And what “balance” means to you can change over time.

Maybe money is extremely tight right now for you. Your version of balancing your resources could place a much greater emphasis on pushing the envelope in finding ways to save money than the version for someone else with a bit more breathing room financially.

For that other individual, balance could manifest more toward carving out extra time in the week to work on building a new side hustle business. But doing so means giving up weekends out for a time: balancing short-term against long-term goals.

In my view, part of the personal finance journey for each of us – bringing our finances in harmony with what we value in life – is finding this balance. Determining for ourselves that point of equilibrium between not enough and too much of whatever we value.

Eliminating Debt

Of course, no discussion of personal finance in this day and age would be complete without the topic of debt. Sadly.

I think we’ve all seen the statistics about the growing levels of credit card, student loan, and other personal debt in the United States. And I admit to being part of those statistics.

It’s part of why I wanted to start this blog. I have been in denial for far too long about how my debt (mostly credit cards) is weighing on my soul and affecting my life options.

I definitely hope we can go through this journey together. And find some answers together.

Because eliminating debt is simple, but certainly not easy. It takes conscious effort and behavioral change. I’ve paid off specific debts in the past, but never everything. And have then just added new ones.

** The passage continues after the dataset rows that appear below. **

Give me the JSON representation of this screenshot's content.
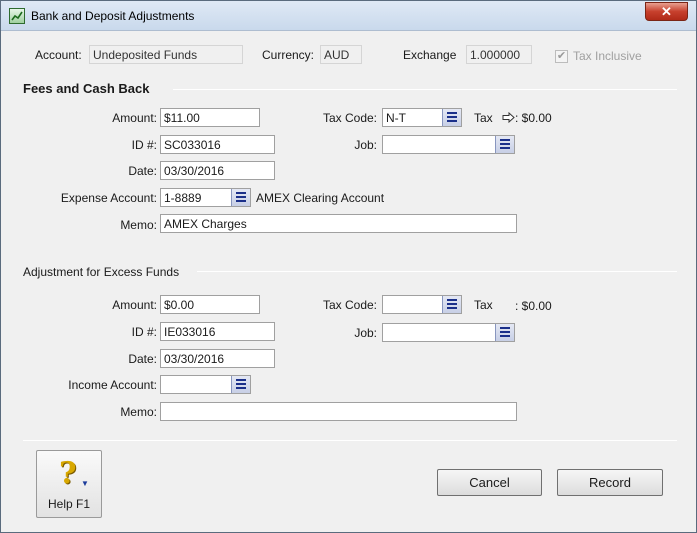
{
  "window": {
    "title": "Bank and Deposit Adjustments",
    "close_label": "✕"
  },
  "header": {
    "account_label": "Account:",
    "account_value": "Undeposited Funds",
    "currency_label": "Currency:",
    "currency_value": "AUD",
    "exchange_label": "Exchange",
    "exchange_value": "1.000000",
    "tax_inclusive_label": "Tax Inclusive",
    "tax_inclusive_checked": true
  },
  "fees": {
    "title": "Fees and Cash Back",
    "amount_label": "Amount:",
    "amount_value": "$11.00",
    "tax_code_label": "Tax Code:",
    "tax_code_value": "N-T",
    "tax_label": "Tax",
    "tax_value": ": $0.00",
    "id_label": "ID #:",
    "id_value": "SC033016",
    "job_label": "Job:",
    "job_value": "",
    "date_label": "Date:",
    "date_value": "03/30/2016",
    "expense_account_label": "Expense Account:",
    "expense_account_value": "1-8889",
    "expense_account_name": "AMEX Clearing Account",
    "memo_label": "Memo:",
    "memo_value": "AMEX Charges"
  },
  "excess": {
    "title": "Adjustment for Excess Funds",
    "amount_label": "Amount:",
    "amount_value": "$0.00",
    "tax_code_label": "Tax Code:",
    "tax_code_value": "",
    "tax_label": "Tax",
    "tax_value": ": $0.00",
    "id_label": "ID #:",
    "id_value": "IE033016",
    "job_label": "Job:",
    "job_value": "",
    "date_label": "Date:",
    "date_value": "03/30/2016",
    "income_account_label": "Income Account:",
    "income_account_value": "",
    "memo_label": "Memo:",
    "memo_value": ""
  },
  "footer": {
    "help_label": "Help F1",
    "cancel_label": "Cancel",
    "record_label": "Record"
  },
  "colors": {
    "titlebar": "#c9d9ec",
    "close_button": "#c7402d",
    "combo_button": "#c7cfe6"
  }
}
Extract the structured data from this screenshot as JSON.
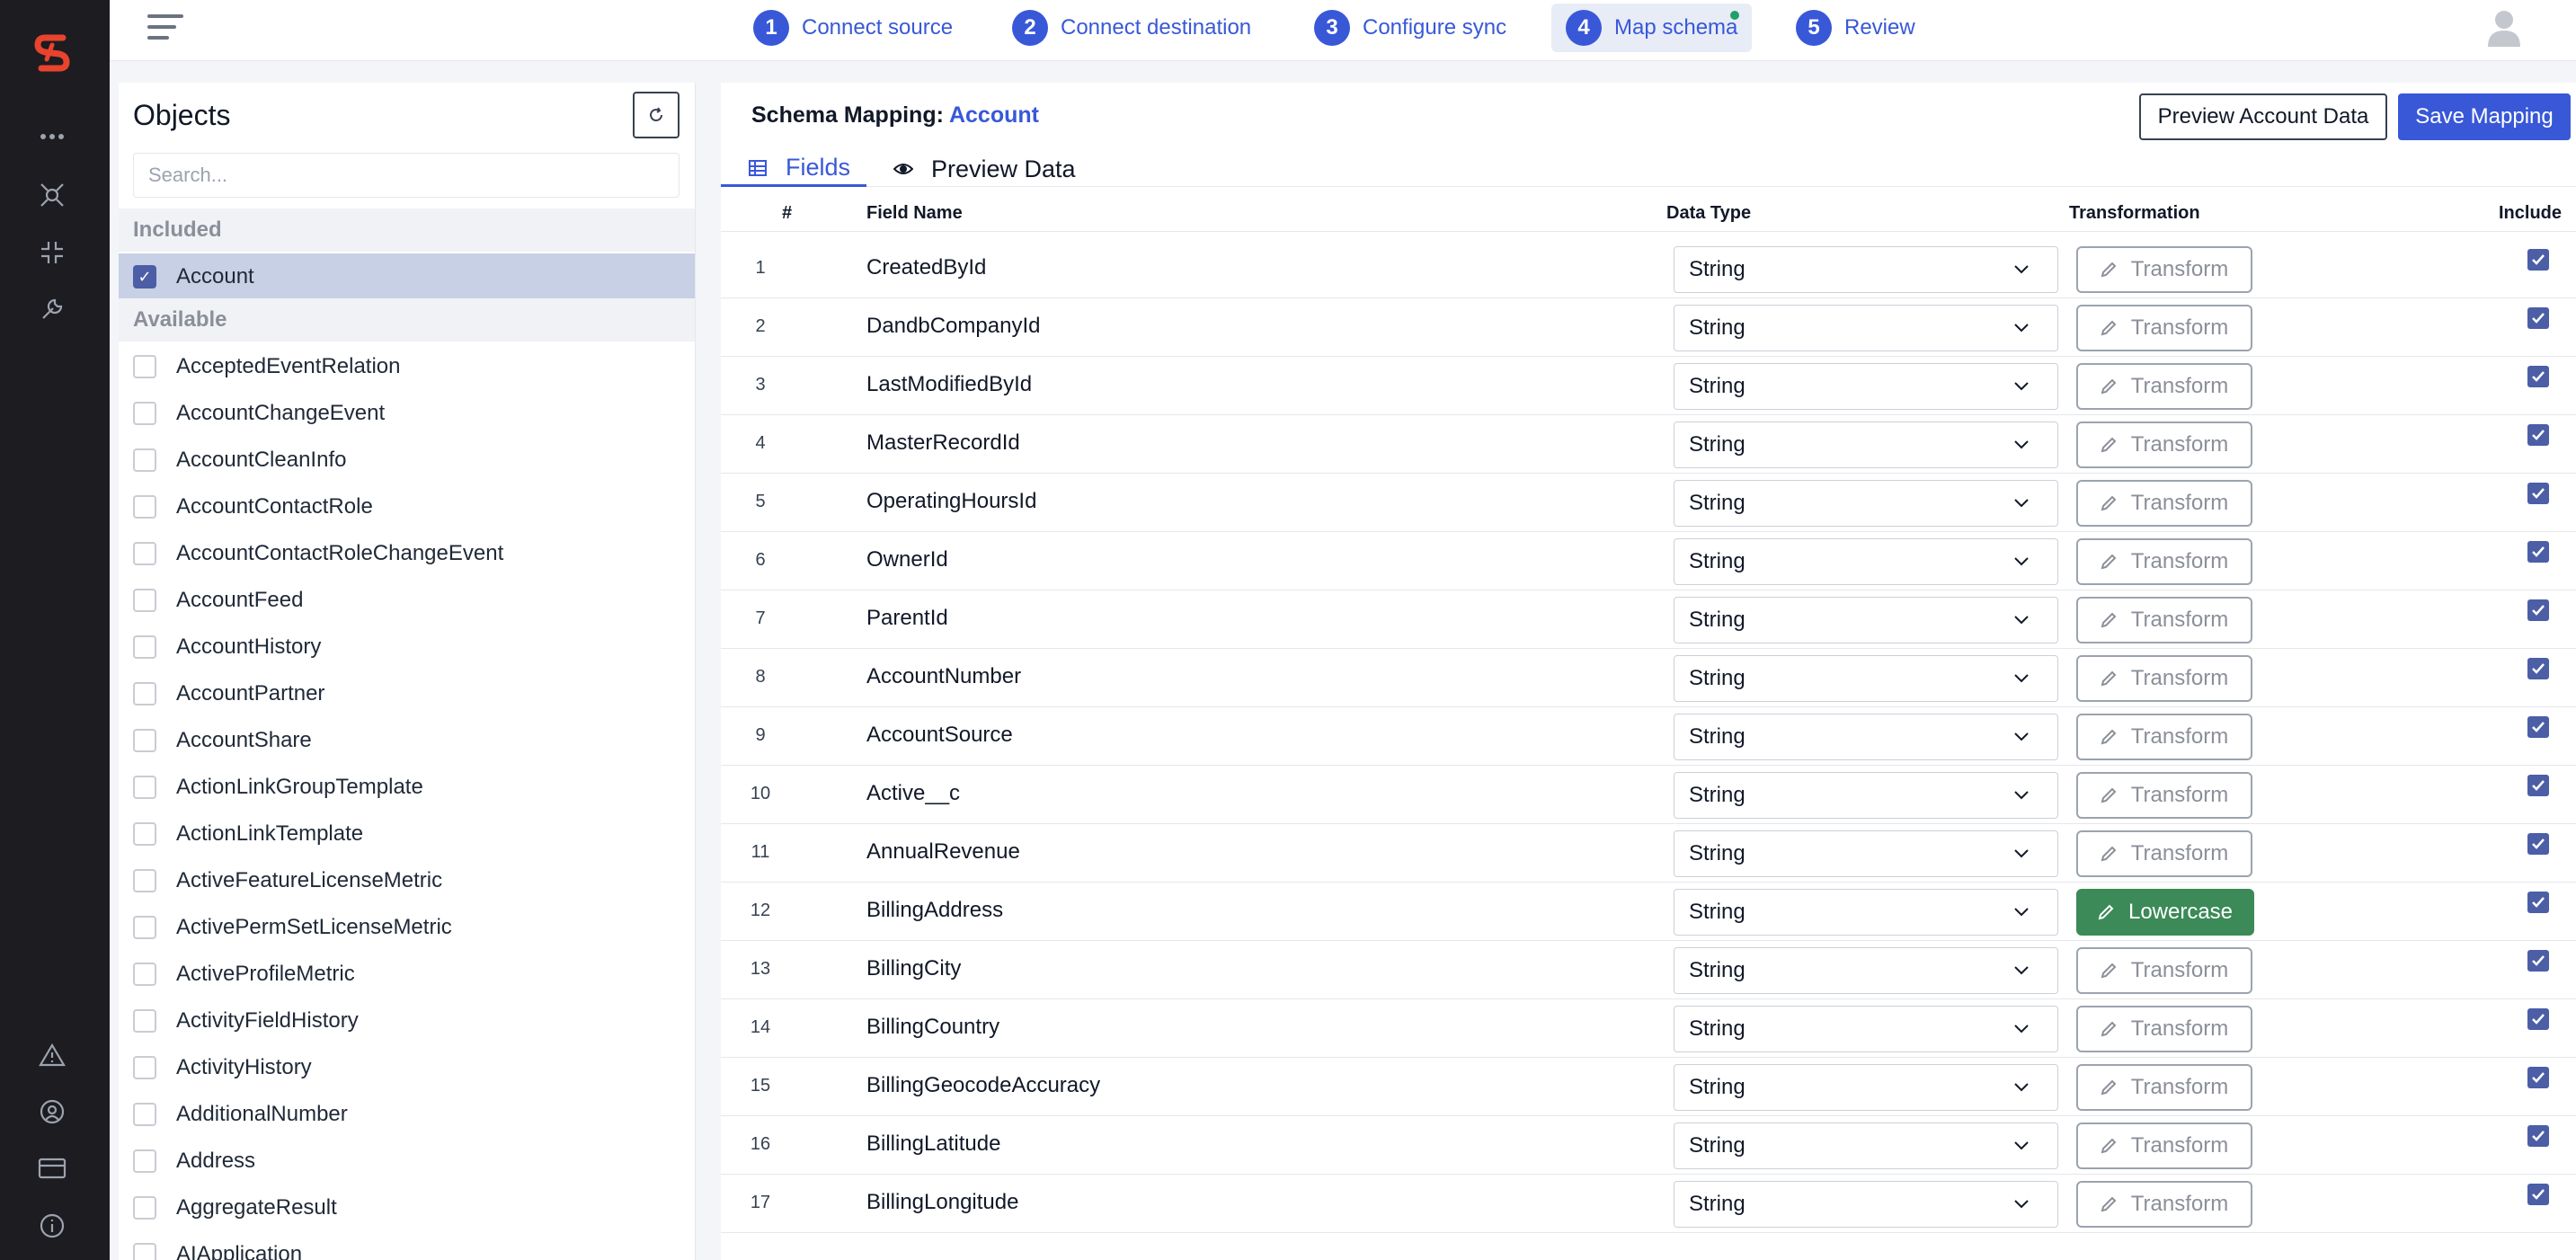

So I’ll offer up some of the usual tips – many that will fall into the mindful (or even frugal!) spending category. We all need practical ideas to actually implement a debt reduction plan. And maybe I’ll even be able to come up with some different twists to keep things interesting!

But I expect I’ll also indulge in the occasional philosophical ramble, like you see here. I just can’t resist pontificating – it’s an acknowledged character flaw LOL

Growing Wealth

A common side effect of watching our spending and eliminating debt is – we hope – the accumulation of wealth and savings. And even when we achieve something positive like this, many of us struggle with how much is enough.

Do we have enough to retire? How do I figure out what to do with my savings?

And plenty of us are in the situation of figuring out how to handle retirement savings – courtesy of our employer’s defined contribution plan – even while in debt. So it’s not like we can focus on only one area of our personal finances.

Some of you reading on this site might be in your twenties, others in your forties or fifties. Specific strategies might vary depending on age or goals, but we all need to figure out this savings and investing thing.

Personally, I tend to keep things pretty simple in my savings and in my 401(k) investments. You might prefer more exotic options. And I’m no financial advisor! But I think it’s also time I learned more about what’s out there beyond index funds.

Even if I stay with those funds. At least I’ll be making a more informed decision.

And that’s something we can explore together.

Our Personal Finances And All The Rest

So what about actually living your life?

That’s the point of finding financial peace. Money is a means to living your life. It’s not life itself.

Don’t be surprised to find posts about travel, books, sewing and needlework, concerts, and holidays. These are all part of my life. For me, finding my balance means keeping those activities and things that I value in a way that works for my finances.

Your “keeper” expenses will probably be different from mine. We each need to find those for ourselves. No right or wrong answer. Simply what works for you as you pursue your own financial peace.

Related Posts